If you are uninsured or underinsured, we will refer you to your state office, which is responsible for state-funded treatment programs. In addition, we can often refer you to facilities that charge on a variable scale of fees or that accept Medicare or Medicaid. If you have health insurance, we recommend that you contact your insurer for a list of participating providers and health care facilities. As the National Institute of Mental Health (NIMH) shares, “For a person with an anxiety disorder, anxiety doesn't go away and can get worse over time.
Psychotherapy, also called “talk therapy,” is widely used to address anxiety disorders. Cognitive-behavioral therapy (CBT) is one therapy in this category. It helps people examine the link between their thoughts and behavior and identify those negative or unhealthy thoughts. CBT also helps people neutralize negative ways of thinking.
When anxiety strikes, it can be very easy to imagine that it will never go away. Physical symptoms (heartbeat or palpitations along with a constant feeling of discomfort in the stomach) plus a mind that works at overdrive become so consuming that it can't remember a time when it just felt normal. And finally, realize that your anxiety and fear won't go away until you stop waiting and start learning. There are many resources available to help you overcome your anxiety books, courses, doctors, counselors, support groups, and more.

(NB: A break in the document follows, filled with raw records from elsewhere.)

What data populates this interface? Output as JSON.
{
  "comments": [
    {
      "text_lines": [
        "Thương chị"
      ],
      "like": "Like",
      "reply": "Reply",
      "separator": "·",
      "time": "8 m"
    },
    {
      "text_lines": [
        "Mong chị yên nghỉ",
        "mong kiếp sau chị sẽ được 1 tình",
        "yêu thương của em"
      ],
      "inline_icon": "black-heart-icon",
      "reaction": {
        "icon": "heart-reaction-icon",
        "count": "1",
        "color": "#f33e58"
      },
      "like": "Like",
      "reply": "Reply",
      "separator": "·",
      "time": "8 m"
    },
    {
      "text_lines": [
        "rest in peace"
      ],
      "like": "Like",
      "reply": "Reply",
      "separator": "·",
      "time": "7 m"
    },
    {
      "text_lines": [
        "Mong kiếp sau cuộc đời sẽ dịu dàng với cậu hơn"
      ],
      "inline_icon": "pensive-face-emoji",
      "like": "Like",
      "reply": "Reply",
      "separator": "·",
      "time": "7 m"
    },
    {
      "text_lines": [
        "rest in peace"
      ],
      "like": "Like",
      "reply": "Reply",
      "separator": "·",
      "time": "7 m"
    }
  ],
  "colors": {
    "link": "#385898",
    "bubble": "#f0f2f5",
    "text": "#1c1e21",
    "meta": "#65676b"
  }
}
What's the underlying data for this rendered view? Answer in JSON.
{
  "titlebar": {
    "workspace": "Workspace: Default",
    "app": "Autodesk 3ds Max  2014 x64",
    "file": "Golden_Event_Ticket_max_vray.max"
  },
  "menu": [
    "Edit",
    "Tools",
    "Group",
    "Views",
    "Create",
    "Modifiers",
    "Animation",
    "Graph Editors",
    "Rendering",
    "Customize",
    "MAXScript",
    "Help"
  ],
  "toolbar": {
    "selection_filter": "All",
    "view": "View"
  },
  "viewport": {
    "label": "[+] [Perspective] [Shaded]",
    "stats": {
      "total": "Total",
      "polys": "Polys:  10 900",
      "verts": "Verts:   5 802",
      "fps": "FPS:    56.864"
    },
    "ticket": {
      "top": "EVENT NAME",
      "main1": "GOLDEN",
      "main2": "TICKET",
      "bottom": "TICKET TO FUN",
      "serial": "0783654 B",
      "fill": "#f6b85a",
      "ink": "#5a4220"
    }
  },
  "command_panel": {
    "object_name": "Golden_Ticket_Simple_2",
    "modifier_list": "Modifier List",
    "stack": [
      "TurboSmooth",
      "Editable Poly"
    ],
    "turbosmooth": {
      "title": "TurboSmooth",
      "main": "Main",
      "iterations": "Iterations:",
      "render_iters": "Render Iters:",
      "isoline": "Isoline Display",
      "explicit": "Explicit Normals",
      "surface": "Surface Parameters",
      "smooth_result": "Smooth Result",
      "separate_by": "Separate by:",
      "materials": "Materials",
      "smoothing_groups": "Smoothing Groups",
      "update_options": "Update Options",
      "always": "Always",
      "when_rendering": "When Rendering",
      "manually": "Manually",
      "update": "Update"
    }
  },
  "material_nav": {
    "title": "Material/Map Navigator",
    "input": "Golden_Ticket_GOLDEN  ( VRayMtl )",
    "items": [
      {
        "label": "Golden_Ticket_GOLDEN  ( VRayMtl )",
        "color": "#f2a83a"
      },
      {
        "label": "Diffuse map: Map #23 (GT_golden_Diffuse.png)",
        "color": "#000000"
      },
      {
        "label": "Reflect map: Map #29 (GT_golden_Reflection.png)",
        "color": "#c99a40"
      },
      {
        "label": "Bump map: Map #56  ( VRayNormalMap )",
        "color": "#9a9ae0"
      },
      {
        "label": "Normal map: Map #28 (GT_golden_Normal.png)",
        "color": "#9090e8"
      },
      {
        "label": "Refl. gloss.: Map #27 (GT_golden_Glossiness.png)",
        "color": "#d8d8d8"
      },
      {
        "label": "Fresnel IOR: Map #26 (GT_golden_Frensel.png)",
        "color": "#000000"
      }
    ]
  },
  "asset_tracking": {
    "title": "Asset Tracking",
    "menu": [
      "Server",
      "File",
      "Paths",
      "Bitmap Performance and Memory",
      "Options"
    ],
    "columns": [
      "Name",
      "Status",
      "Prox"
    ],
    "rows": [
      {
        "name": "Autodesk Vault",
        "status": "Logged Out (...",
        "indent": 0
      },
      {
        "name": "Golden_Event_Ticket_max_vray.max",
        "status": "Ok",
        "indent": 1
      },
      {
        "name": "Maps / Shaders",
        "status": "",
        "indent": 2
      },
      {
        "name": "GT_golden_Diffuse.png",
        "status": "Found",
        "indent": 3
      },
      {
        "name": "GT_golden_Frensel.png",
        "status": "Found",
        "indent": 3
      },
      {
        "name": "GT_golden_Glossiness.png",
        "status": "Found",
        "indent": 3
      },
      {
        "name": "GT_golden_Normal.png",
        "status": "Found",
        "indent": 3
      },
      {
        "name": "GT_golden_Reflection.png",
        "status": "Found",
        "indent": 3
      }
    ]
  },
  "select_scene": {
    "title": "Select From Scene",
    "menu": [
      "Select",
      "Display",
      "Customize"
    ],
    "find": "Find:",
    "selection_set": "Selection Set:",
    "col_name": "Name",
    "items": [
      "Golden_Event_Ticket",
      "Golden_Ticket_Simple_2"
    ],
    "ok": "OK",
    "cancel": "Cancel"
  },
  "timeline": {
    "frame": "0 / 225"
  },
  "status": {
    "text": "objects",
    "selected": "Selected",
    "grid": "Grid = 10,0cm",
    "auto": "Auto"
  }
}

The first type of anxiety will go away by itself. Most people with anxiety disorders never completely eliminate their anxiety. However, they can learn to control their feelings and greatly reduce the severity of their anxiety through therapy (and medication if needed).